Department of Administration Secretary Joel Brennan’s “special guest” status next Tuesday at Sen. Brad Pfaff’s posh fundraiser in Madison is a departure from the days of former Republican Gov. Scott Walker, who forbade his secretaries from shilling for political campaigns.
The Pfaff fundraiser is scheduled for late Tuesday afternoon at the Robina Courtyard, an East Washington Avenue beer garden that’s just a 17-minute walk from the State Capitol. According to the invitation, the “suggested donation” to the La Crosse Democrat’s campaign is $100, with sponsorship levels ranging between $250 and $2,000.
“My first thought when I saw that was, it’s been a while since that has been done. The Walker administration didn’t allow that,” a Capitol insider told Empower Wisconsin. You’d have to go back to the days of Democratic Gov. Jim Doyle to see administration secretaries working the political fundraising circuit.
It also may not be the best look for the Administration secretary to engage in fundraising as the next state budget is being debated. One of the Department of Administration’s key functions is to “help the governor develop and implement the state budget.”
“It’s in poor taste, especially given the size of the budget role DOA has. It’s the brain of the operations of the state,” said state Rep. Tony Kurtz (R-Wonewoc), who also serves portions of western Wisconsin and is a member of the Legislature’s Joint Finance Committee. “It is a bit concerning.”
It’s interesting how quiet so-called good government groups and mainstream media outlets have been about Brennan’s involvement in Pfaff’s fundraiser.
In 2015, state Sen. Alberta Darling (R-River Hills) and then-Rep. John Nygren (R-Marinette), co-chairs of the Joint Finance Committee at the time, were excoriated in the press for fundraising during the budget talks. Darling ultimately canceled a fundraiser after it was described in news stories as a “shakedown for lobbyists and special interests.”
“The co-chair of the Legislature’s budget-writing committee postponed the fundraiser Wednesday after a government watchdog group and Democrats criticized her over its timing,” AP’s Scott Bauer wrote.
Pfaff, Evers’ original secretary-designee of the Department of Agriculture, Trade, and Consumer Protection, was sent packing after the Republican-controlled Senate rejected his nomination in November 2019. The partisan ag chief got into a very public political battle with Republican lawmakers. He then ran for the 32nd Senate seat, which opened up after Senate Minority Leader Jennifer Shilling (D-La Crosse) suddenly stepped down.
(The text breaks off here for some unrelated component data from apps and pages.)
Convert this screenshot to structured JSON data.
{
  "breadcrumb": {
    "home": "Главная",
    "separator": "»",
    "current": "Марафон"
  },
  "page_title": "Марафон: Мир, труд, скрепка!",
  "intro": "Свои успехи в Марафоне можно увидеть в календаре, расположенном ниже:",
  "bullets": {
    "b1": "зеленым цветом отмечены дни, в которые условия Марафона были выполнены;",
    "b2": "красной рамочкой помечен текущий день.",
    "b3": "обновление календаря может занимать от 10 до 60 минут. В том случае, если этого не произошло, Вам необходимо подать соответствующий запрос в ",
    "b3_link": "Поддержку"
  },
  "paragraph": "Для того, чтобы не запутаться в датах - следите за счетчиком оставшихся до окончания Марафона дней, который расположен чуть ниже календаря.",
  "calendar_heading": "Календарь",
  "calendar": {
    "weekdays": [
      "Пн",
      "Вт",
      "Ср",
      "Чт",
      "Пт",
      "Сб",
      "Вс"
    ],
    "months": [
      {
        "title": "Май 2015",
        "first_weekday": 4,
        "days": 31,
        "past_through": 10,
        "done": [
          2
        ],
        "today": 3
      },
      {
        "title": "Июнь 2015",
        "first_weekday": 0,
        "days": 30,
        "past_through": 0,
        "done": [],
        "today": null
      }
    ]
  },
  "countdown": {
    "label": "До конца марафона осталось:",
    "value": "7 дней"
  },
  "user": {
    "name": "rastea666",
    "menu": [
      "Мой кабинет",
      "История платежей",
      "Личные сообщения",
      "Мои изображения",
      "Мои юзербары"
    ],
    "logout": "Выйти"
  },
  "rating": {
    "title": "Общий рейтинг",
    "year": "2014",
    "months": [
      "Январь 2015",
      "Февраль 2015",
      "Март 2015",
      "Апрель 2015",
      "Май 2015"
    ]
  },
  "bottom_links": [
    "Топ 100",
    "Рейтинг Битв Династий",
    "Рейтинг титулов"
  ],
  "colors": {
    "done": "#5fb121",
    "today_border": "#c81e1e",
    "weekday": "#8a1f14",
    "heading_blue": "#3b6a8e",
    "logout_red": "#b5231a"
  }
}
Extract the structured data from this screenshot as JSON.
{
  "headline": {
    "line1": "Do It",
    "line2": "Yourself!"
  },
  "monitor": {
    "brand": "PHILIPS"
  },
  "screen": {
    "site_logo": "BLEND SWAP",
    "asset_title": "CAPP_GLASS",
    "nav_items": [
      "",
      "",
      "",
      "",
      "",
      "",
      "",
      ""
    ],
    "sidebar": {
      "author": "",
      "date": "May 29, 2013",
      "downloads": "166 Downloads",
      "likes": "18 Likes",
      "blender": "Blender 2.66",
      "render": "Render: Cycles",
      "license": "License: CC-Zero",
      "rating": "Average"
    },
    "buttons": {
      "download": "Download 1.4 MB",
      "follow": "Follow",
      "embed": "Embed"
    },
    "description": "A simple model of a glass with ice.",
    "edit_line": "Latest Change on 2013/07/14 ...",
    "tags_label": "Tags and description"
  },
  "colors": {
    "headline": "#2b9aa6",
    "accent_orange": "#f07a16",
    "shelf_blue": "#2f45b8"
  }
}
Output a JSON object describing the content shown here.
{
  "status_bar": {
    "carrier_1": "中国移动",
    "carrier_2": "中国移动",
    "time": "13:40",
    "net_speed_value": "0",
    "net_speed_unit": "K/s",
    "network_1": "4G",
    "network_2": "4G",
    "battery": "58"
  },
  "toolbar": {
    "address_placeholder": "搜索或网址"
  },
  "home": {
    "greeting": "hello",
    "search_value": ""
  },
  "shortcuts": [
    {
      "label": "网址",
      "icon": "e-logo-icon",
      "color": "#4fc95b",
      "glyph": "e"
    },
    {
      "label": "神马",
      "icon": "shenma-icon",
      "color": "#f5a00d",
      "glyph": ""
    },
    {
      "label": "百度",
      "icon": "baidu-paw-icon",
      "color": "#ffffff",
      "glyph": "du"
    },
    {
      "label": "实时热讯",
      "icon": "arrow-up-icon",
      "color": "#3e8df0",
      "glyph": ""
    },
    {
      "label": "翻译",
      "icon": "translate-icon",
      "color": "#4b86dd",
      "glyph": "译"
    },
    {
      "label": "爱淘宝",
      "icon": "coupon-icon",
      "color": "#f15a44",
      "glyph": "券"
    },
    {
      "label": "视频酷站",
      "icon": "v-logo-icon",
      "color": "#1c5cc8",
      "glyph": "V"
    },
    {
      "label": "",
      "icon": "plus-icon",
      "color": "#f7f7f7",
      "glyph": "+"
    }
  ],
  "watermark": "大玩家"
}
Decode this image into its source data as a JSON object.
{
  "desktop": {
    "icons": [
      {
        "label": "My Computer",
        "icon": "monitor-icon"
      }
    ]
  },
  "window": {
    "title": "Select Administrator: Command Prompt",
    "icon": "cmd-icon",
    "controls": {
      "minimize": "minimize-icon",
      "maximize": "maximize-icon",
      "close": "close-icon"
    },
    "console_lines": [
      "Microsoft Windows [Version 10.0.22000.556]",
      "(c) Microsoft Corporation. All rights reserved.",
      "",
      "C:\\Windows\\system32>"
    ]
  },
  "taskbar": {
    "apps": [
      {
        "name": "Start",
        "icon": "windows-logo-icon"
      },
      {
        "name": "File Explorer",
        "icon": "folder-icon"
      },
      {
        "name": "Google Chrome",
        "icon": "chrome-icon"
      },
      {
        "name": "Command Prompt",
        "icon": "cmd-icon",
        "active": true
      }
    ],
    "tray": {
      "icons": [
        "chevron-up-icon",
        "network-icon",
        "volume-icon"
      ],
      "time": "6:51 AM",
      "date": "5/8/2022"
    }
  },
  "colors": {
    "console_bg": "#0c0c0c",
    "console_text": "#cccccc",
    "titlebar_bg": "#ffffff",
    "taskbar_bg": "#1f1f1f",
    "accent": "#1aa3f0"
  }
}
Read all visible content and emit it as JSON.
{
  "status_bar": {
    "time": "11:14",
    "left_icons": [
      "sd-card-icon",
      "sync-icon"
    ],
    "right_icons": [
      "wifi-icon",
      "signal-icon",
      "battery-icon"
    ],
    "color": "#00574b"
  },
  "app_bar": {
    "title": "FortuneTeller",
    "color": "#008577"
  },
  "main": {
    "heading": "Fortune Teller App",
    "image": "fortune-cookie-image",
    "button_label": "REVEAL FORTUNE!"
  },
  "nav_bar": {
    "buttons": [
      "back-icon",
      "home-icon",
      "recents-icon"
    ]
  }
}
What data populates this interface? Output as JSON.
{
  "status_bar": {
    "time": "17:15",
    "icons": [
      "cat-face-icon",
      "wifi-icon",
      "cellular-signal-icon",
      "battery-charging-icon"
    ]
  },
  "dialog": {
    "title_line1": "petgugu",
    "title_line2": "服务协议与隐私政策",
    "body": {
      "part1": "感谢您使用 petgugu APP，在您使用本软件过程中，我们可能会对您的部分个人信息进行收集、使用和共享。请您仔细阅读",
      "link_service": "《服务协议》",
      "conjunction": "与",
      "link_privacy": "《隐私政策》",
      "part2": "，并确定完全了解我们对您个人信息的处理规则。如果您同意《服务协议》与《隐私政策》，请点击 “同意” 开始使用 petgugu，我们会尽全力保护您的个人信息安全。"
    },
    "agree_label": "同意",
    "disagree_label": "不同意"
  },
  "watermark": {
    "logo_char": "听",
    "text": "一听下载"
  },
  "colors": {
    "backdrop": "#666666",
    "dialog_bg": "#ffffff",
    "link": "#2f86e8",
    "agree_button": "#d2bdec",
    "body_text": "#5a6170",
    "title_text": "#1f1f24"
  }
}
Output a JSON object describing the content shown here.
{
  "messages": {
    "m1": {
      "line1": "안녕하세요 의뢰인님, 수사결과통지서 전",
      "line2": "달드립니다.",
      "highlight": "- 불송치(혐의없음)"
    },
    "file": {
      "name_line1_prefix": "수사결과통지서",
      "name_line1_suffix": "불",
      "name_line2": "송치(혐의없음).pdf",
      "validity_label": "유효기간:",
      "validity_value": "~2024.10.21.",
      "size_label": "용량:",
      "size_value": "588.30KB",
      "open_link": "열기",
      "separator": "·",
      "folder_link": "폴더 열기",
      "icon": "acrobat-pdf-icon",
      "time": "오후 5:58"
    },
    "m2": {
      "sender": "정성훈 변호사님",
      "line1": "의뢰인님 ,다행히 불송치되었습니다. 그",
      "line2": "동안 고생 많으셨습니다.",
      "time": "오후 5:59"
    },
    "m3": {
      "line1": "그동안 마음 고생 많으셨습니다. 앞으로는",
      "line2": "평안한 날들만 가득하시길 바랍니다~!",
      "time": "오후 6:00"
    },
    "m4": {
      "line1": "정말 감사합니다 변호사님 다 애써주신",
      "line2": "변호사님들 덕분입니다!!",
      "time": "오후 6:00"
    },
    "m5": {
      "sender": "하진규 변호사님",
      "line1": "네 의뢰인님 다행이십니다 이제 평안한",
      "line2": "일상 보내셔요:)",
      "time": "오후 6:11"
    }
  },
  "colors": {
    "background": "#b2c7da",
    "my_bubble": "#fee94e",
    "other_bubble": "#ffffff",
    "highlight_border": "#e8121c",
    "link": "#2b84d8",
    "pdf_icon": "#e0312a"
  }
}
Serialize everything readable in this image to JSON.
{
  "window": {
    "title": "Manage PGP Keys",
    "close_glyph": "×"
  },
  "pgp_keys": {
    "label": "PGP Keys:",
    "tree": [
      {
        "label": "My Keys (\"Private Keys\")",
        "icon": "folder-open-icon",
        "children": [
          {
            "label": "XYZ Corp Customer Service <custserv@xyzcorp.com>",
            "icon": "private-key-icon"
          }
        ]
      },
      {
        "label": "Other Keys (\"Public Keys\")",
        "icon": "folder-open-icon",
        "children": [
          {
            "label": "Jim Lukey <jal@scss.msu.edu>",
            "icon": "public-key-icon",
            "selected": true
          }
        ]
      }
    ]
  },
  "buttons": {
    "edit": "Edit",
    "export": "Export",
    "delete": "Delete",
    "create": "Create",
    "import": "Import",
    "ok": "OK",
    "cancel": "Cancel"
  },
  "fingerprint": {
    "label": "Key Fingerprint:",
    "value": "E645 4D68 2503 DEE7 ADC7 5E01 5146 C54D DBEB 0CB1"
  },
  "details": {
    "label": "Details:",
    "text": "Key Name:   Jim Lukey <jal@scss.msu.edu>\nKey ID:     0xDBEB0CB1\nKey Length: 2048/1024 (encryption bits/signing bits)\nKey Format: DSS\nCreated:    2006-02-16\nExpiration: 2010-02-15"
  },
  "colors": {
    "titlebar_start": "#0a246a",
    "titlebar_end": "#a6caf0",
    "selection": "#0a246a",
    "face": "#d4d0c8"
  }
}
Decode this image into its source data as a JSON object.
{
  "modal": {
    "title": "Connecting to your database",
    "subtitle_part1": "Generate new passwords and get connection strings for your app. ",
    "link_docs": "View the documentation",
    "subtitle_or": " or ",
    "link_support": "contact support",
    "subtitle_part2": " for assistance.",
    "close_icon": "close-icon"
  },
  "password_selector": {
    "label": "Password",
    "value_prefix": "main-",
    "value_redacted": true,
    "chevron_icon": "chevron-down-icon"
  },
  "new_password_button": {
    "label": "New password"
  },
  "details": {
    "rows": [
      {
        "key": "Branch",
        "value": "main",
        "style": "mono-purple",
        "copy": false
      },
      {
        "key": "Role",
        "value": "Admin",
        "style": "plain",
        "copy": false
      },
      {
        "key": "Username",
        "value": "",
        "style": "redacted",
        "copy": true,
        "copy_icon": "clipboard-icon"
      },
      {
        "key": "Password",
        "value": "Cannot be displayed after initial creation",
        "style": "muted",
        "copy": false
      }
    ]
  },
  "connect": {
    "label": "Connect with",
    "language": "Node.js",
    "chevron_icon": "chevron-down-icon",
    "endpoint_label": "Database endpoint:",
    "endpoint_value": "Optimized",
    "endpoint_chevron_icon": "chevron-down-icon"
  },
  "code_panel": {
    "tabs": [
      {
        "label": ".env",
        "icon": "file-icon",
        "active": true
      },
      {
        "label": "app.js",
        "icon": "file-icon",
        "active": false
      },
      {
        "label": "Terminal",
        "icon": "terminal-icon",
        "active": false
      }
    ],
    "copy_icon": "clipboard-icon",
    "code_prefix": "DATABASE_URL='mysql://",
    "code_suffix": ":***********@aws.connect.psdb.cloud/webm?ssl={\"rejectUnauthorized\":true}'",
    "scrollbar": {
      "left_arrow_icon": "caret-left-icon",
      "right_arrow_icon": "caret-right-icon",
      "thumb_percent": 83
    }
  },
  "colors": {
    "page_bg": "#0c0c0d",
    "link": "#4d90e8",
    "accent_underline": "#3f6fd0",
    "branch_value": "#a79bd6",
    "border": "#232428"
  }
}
Pfaff raised and spent more than $1.5 million in his Senate run, according to campaign finance records. He out-raised his opponent, Dan Kapanke (R-La Crosse) by a nearly 3-1 margin. Pfaff won by just 582 votes in this critical western Wisconsin swing district. Had he lost, Republicans would have had a veto-proof majority in the Senate, a powerful check on Evers’ liberal, big-government agenda.